"It's amazing the number of people who reached out to me,'' laughed Dombrowski. "I know David well enough. I do know that if he really had sincere interest (in returning), he would call. But I also know that he has to stay on the voluntarily retired list for 60 days. So there's rules involved with that. But I know he was just joking.

"When I walk into the clubhouse and I see him working out, I say, 'You could play now. Look at the shape you're in!' But he says, 'Oh, nooooo.' ''

The Sox have yet to officially confirm that they've signed free agent first baseman Mitch Moreland. The two sides are in agreement on a one-year deal for $5.5 million deal, but a slight delay has taken place because of either contractual formalities or added time for medical information to be obtained.

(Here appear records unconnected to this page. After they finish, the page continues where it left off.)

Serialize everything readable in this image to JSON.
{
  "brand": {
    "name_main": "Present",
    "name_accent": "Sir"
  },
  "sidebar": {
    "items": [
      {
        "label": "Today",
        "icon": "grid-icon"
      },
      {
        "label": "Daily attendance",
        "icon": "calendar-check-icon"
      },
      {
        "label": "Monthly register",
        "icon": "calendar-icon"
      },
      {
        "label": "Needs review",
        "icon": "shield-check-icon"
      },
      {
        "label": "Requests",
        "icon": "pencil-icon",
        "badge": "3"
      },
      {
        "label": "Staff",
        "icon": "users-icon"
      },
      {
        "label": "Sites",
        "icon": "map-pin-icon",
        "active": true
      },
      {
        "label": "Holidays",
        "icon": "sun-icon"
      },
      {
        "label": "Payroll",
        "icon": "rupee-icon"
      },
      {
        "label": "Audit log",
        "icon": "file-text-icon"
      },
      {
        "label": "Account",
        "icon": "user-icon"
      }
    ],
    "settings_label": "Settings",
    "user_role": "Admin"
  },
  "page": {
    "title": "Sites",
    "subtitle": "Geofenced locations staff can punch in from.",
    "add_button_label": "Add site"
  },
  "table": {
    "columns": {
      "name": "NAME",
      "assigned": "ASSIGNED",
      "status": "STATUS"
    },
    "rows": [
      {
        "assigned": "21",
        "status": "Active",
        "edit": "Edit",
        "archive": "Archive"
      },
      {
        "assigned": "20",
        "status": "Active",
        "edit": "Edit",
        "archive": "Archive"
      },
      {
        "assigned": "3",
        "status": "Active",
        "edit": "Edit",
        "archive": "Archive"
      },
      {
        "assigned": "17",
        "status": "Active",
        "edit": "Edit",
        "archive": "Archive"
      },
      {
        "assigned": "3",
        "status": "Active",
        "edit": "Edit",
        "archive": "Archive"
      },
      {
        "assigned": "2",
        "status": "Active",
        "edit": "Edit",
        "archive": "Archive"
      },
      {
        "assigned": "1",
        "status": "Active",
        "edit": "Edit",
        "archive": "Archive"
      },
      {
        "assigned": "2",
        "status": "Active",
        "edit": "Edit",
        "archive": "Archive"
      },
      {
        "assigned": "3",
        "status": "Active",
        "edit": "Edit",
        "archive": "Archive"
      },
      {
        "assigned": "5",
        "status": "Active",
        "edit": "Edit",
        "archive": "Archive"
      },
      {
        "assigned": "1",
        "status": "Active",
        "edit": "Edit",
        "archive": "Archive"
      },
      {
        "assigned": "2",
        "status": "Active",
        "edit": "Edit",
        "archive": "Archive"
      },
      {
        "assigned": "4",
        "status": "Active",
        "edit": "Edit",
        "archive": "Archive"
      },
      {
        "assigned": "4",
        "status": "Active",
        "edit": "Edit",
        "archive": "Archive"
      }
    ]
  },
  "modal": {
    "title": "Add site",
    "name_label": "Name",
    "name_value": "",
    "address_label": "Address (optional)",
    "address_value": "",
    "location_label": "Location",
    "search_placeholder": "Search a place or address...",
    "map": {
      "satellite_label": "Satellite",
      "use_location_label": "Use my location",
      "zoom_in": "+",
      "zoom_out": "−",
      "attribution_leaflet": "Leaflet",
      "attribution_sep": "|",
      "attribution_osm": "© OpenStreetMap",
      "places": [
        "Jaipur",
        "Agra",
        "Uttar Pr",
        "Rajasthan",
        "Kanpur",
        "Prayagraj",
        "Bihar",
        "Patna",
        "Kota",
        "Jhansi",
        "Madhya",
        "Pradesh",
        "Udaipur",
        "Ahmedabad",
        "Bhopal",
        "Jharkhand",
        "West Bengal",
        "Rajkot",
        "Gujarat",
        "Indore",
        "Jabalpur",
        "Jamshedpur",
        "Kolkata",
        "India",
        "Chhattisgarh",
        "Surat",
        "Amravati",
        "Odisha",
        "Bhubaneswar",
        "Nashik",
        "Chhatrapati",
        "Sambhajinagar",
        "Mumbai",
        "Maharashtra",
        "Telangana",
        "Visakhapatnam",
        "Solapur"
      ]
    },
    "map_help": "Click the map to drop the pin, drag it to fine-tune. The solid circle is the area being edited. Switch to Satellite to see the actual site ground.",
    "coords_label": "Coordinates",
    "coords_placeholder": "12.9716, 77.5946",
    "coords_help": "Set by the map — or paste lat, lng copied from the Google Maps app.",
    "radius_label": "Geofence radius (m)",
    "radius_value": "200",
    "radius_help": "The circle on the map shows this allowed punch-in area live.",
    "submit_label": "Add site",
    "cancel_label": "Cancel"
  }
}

"I can't say much about free agent players,'' said Dombrowski. "We've made some strides with an individual. But I'm not in a position to say much about that for various reasons.''